Source: Washington Times
By Eric Nelson
LOS ALTOS, CA, August 19, 2013
The good news is that for the past many years, quite a lot of attention has been given to making a visit with your doctor as aesthetically pleasing as possible. Even better is the underlying awareness of the impact such attention to detail can have on a patient’s mentality which, in turn, can have a significant impact on his or her health.
Even so, it’s likely that beauty and light, comfort and hope aren’t the first things that come to mind when thinking about your local hospital or clinic. Yet that is precisely the impression you get once you’ve seen the work being done by groups like Rooms That Rock 4 Chemo (RTR4C), a San Francisco-based nonprofit dedicated to transforming once drab and dreary hospital rooms into oases of healing.
The idea, conceived by RTR4C founder and botanical artist Nancy Ballard, is to connect a team of volunteer designers and artists with medical facilities in need of a little sprucing up. The result is an environment that feels more like a home than a hospital.
“It is incredible. Bright and beautiful,” commented El Camino Hospital Cancer Center medical director Dr. Shane Dormady in a recent article about a RTR4C project at his Mountain View, California facility. “It almost puts a lump in my throat.”

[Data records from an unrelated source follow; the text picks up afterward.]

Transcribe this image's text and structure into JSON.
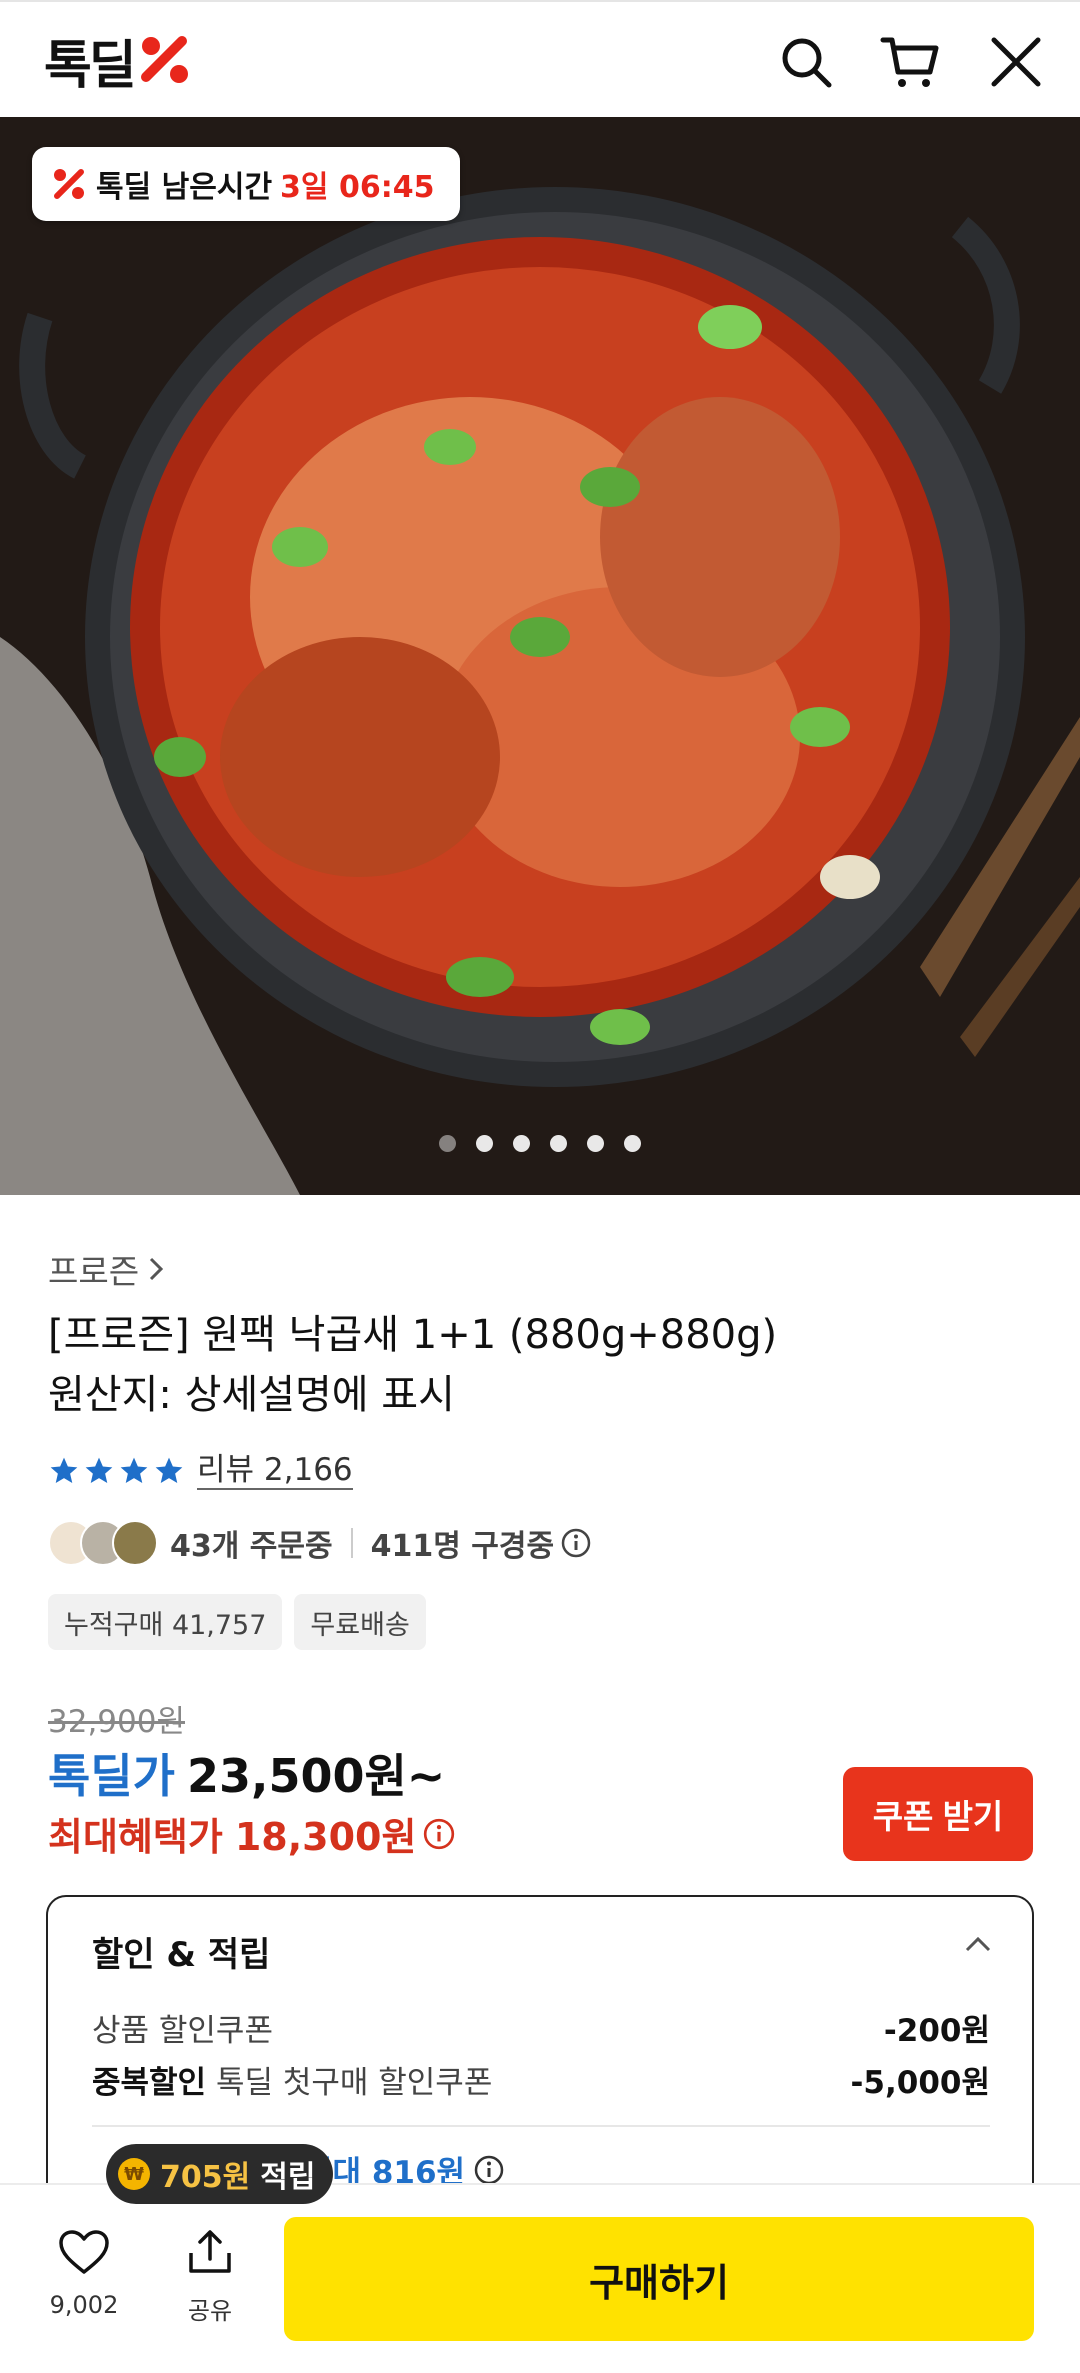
{
  "header": {
    "logo_text": "톡딜",
    "icons": [
      "search-icon",
      "cart-icon",
      "close-icon"
    ]
  },
  "hero": {
    "timer_label": "톡딜 남은시간",
    "timer_remaining": "3일 06:45",
    "image_count": 6,
    "active_index": 0
  },
  "product": {
    "category": "프로즌",
    "title_line1": "[프로즌] 원팩 낙곱새 1+1 (880g+880g)",
    "title_line2": "원산지: 상세설명에 표시",
    "rating_stars": 4,
    "review_label": "리뷰 2,166",
    "orders_text": "43개 주문중",
    "viewers_text": "411명 구경중",
    "tags": [
      "누적구매 41,757",
      "무료배송"
    ]
  },
  "price": {
    "original": "32,900원",
    "deal_label": "톡딜가",
    "deal_value": "23,500원~",
    "max_label": "최대혜택가",
    "max_value": "18,300원",
    "coupon_button": "쿠폰 받기"
  },
  "discount": {
    "title": "할인 & 적립",
    "row1_name": "상품 할인쿠폰",
    "row1_amount": "-200원",
    "row2_bold": "중복할인",
    "row2_name": "톡딜 첫구매 할인쿠폰",
    "row2_amount": "-5,000원",
    "partial_text": "최대 816원"
  },
  "points": {
    "coin_symbol": "₩",
    "amount": "705원",
    "text": "적립"
  },
  "bottom": {
    "like_count": "9,002",
    "share_label": "공유",
    "buy_button": "구매하기"
  },
  "colors": {
    "brand_red": "#e8261b",
    "deal_blue": "#1f6fc9",
    "benefit_red": "#d4321d",
    "buy_yellow": "#ffe200",
    "star_blue": "#1f6fc9"
  }
}
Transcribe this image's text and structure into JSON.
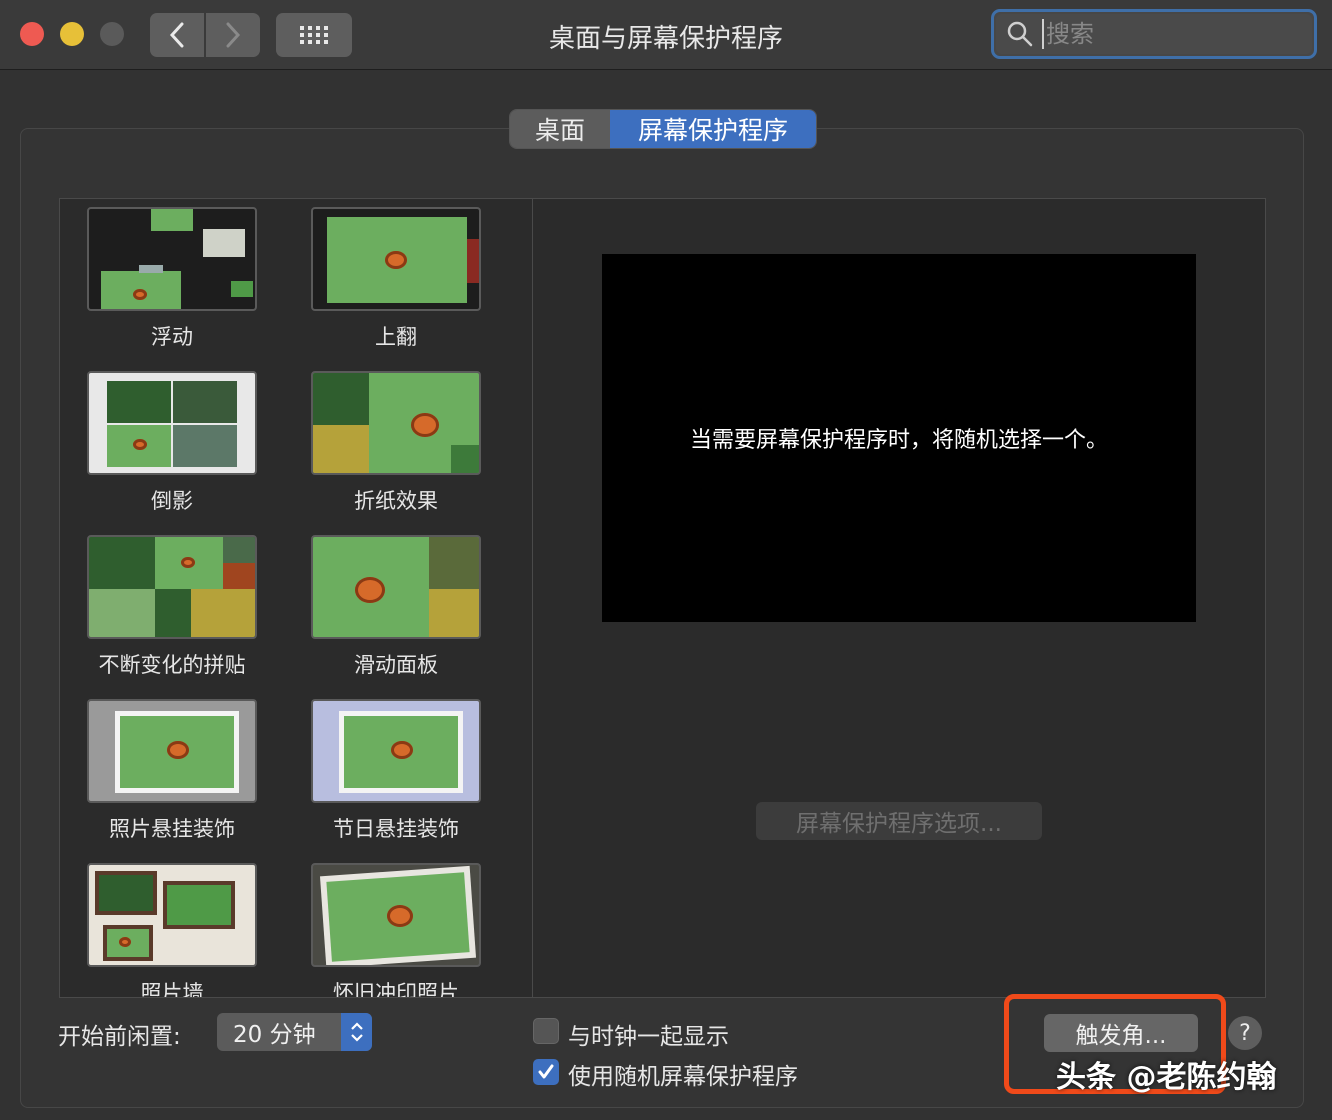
{
  "window": {
    "title": "桌面与屏幕保护程序",
    "search_placeholder": "搜索"
  },
  "tabs": [
    {
      "label": "桌面",
      "selected": false
    },
    {
      "label": "屏幕保护程序",
      "selected": true
    }
  ],
  "savers": [
    {
      "label": "浮动"
    },
    {
      "label": "上翻"
    },
    {
      "label": "倒影"
    },
    {
      "label": "折纸效果"
    },
    {
      "label": "不断变化的拼贴"
    },
    {
      "label": "滑动面板"
    },
    {
      "label": "照片悬挂装饰"
    },
    {
      "label": "节日悬挂装饰"
    },
    {
      "label": "照片墙"
    },
    {
      "label": "怀旧冲印照片"
    }
  ],
  "preview": {
    "message": "当需要屏幕保护程序时，将随机选择一个。",
    "options_button": "屏幕保护程序选项..."
  },
  "bottom": {
    "idle_label": "开始前闲置:",
    "idle_value": "20 分钟",
    "show_clock_label": "与时钟一起显示",
    "show_clock_checked": false,
    "random_label": "使用随机屏幕保护程序",
    "random_checked": true,
    "hot_corners_button": "触发角...",
    "help_label": "?"
  },
  "watermark": "头条 @老陈约翰",
  "colors": {
    "accent": "#3d6fbf",
    "highlight_box": "#f04a1a",
    "close": "#ee5a52",
    "minimize": "#e7c038"
  }
}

Besides inspiring such emotional responses, evidence suggests that these kinds of cheery surroundings can also improve patient outcomes.
For instance, a hospital in Pittsburgh found that patients recovering in sunny rooms required 22 percent less pain medication than those in dimly lit rooms. Another study found that postsurgical patients with a view of trees not only used less pain medication but also suffered fewer complications and didn’t stay as many days in the hospital compared to those with a view of a brick wall.
Medical experts are also finding that it’s not just an individual’s physical view that can make a difference, but their mental outlook as well.
As was mentioned in this column last week, a working group from the National Cancer Institute found that by including the word “cancer” in their diagnosis, a doctor could inadvertently increase a patient’s fear, causing them to seek out what some consider to be unnecessary and potentially harmful treatments. The solution, the group said, is to simply eliminate this word from the diagnosis altogether, especially when there is little if any chance that the patient will suffer from this condition during his or her lifetime.
In another column, integrative oncologist Dr. Kelly Turner said that of the 100 plus cancer survivors she has interviewed over the years – all of whom had adopted a non-conventional treatment program – the vast majority wanted to discuss the emotional and spiritual issues they faced during their recovery, over and above any physical challenges they might have been facing.
Still others tend to rely mostly if not exclusively on a more divinely inspired view of things to brighten their mental landscape and maintain their physical well being. Here, too, there is a growing body of evidence to suggest that this approach is a lot more dependable than just hoping for the best or thinking positively.
Regardless of the changes made to an individual’s environment – prettier walls, better views, or a more consistent connection with the Divine – there does seem to be fairly widespread agreement between patients and medical professionals alike that caring for our health extends well beyond drugs and surgery. The awareness of this fact alone just might reduce the need for such methods in the future, providing us all with a brighter and more hopeful view of health going forward.
This column originally appeared on Communities @ WashingtonTimes.com and is used with permission by the writer.
View the original article here.